The Children of Charlecote–they don’t stay young forever…
The Children of Charlecote, written by Brian Fairfax-Lucy (on whose childhood it was based) and Philippa Pearce (of Tom’s Midnight Garden fame), had promising authors. It had a promising plot-a glimpse into how the upper classes lived in the early 20th Century. And the vast majority of it was a very good read, enthralling in its descriptions of how the other half lived, and how their lives evolved with the huge changes in world politics.
We follow the story of four children, growing up at the magnificent stately home of Charlecote in Warwickshire. Tom, the leader of the mischief and adventures, is absent apart from holidays at boarding school, Laura and Hugh follow willingly (most of the time), and are fiercely loyal, and little Margaret tags along too. Their aristocratic parents are no friends of the children, instead, the rag-tag bunch of servants befriend the foursome-or is it the other way around?
Let me say from the off that I didn’t feel much for the characters. Tom is an arrogant airhead who can be foolhardy and downright idiotic, and seems incapable of being aware of his-or others-safety. The others I just feel a bit lukewarm about-the fact that I can’t base judgement on the age (as it isn’t given) means I can’t tell if they are just like most children of about 8 or 9 or just poorly brought up children of 13.
The way that Fairfax-Lucy and Pearce write the story, we are given both sides of the story-theirs and their parents, and so can judge for ourselves if they were fair and just or harsh-abusive even. Personally, I feel that the frigidity of both parents, but especially their father Sir Robert is conveyed very well by the authors, they show rather than tell.
The same cannot be said later on, and I dislike the way some facts are presented. However, I felt this largely dried up as the story progressed, and despite no significant plot, it became very well told, emotional, and told from the heart, and strangely captivating.
It was as if there were two sections to the book, the preliminary (which I wasn’t very fond of) and the secondary, which was more interesting, narrated better, and much more in touch with the reader’s emotions. The first was a bit slower, duller, and had less life-but it was still passable, still reasonably good. But the second section was a killer, a beautifully flowing piece of writing.
Before going to sleep last night Hugh had beaten his head repeatedly on the pillow: one—two—three—four–five.
Character development-poor initially, but grew good in the second half, and they were fairly good, detailed, interesting, and almost relatable-★★★½
Readability-the one area in which the novel excelled throughout, it was excellent, and if anything, a little too short-★★★★★

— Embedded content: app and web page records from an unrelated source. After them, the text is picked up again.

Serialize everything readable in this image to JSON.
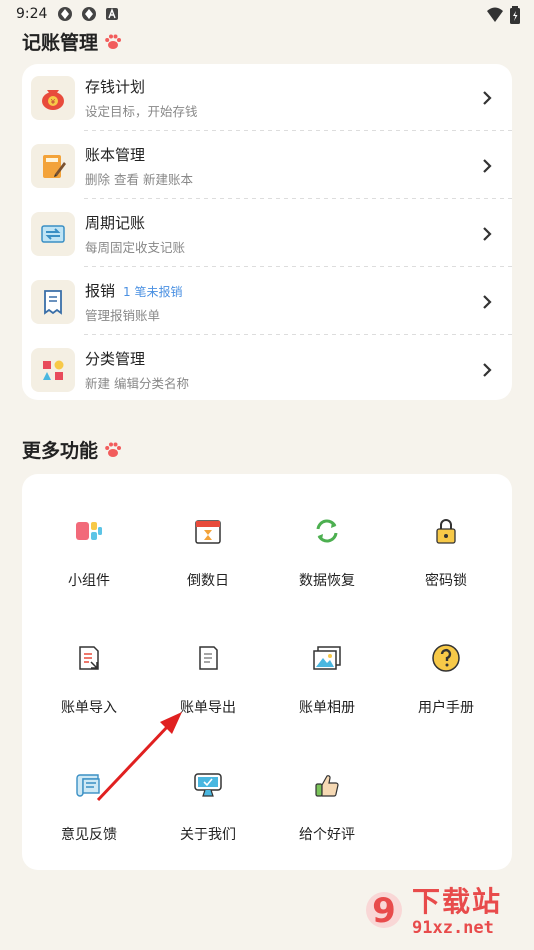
{
  "status": {
    "time": "9:24"
  },
  "bookkeeping": {
    "title": "记账管理",
    "items": [
      {
        "title": "存钱计划",
        "tag": "",
        "subtitle": "设定目标，开始存钱",
        "icon": "money-bag-icon"
      },
      {
        "title": "账本管理",
        "tag": "",
        "subtitle": "删除 查看 新建账本",
        "icon": "notebook-icon"
      },
      {
        "title": "周期记账",
        "tag": "",
        "subtitle": "每周固定收支记账",
        "icon": "cycle-calendar-icon"
      },
      {
        "title": "报销",
        "tag": "1 笔未报销",
        "subtitle": "管理报销账单",
        "icon": "receipt-icon"
      },
      {
        "title": "分类管理",
        "tag": "",
        "subtitle": "新建 编辑分类名称",
        "icon": "shapes-icon"
      }
    ]
  },
  "more": {
    "title": "更多功能",
    "items": [
      {
        "label": "小组件",
        "icon": "widget-icon"
      },
      {
        "label": "倒数日",
        "icon": "calendar-hourglass-icon"
      },
      {
        "label": "数据恢复",
        "icon": "sync-icon"
      },
      {
        "label": "密码锁",
        "icon": "lock-icon"
      },
      {
        "label": "账单导入",
        "icon": "import-document-icon"
      },
      {
        "label": "账单导出",
        "icon": "export-document-icon"
      },
      {
        "label": "账单相册",
        "icon": "photo-album-icon"
      },
      {
        "label": "用户手册",
        "icon": "question-icon"
      },
      {
        "label": "意见反馈",
        "icon": "feedback-scroll-icon"
      },
      {
        "label": "关于我们",
        "icon": "monitor-icon"
      },
      {
        "label": "给个好评",
        "icon": "thumbs-up-icon"
      }
    ]
  },
  "watermark": {
    "text_main": "下载站",
    "text_domain": "91xz.net"
  },
  "colors": {
    "background": "#f6f3ec",
    "card": "#ffffff",
    "accent_paw": "#f25c5c",
    "tag_blue": "#4a90e2",
    "arrow_red": "#e02020"
  }
}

Overall-it was like reading two books, such was the marked difference, but the book is so short that the worse section is over in the blink of an eye, and is replaced with excellent and captivating storytelling-★★★★½ (88)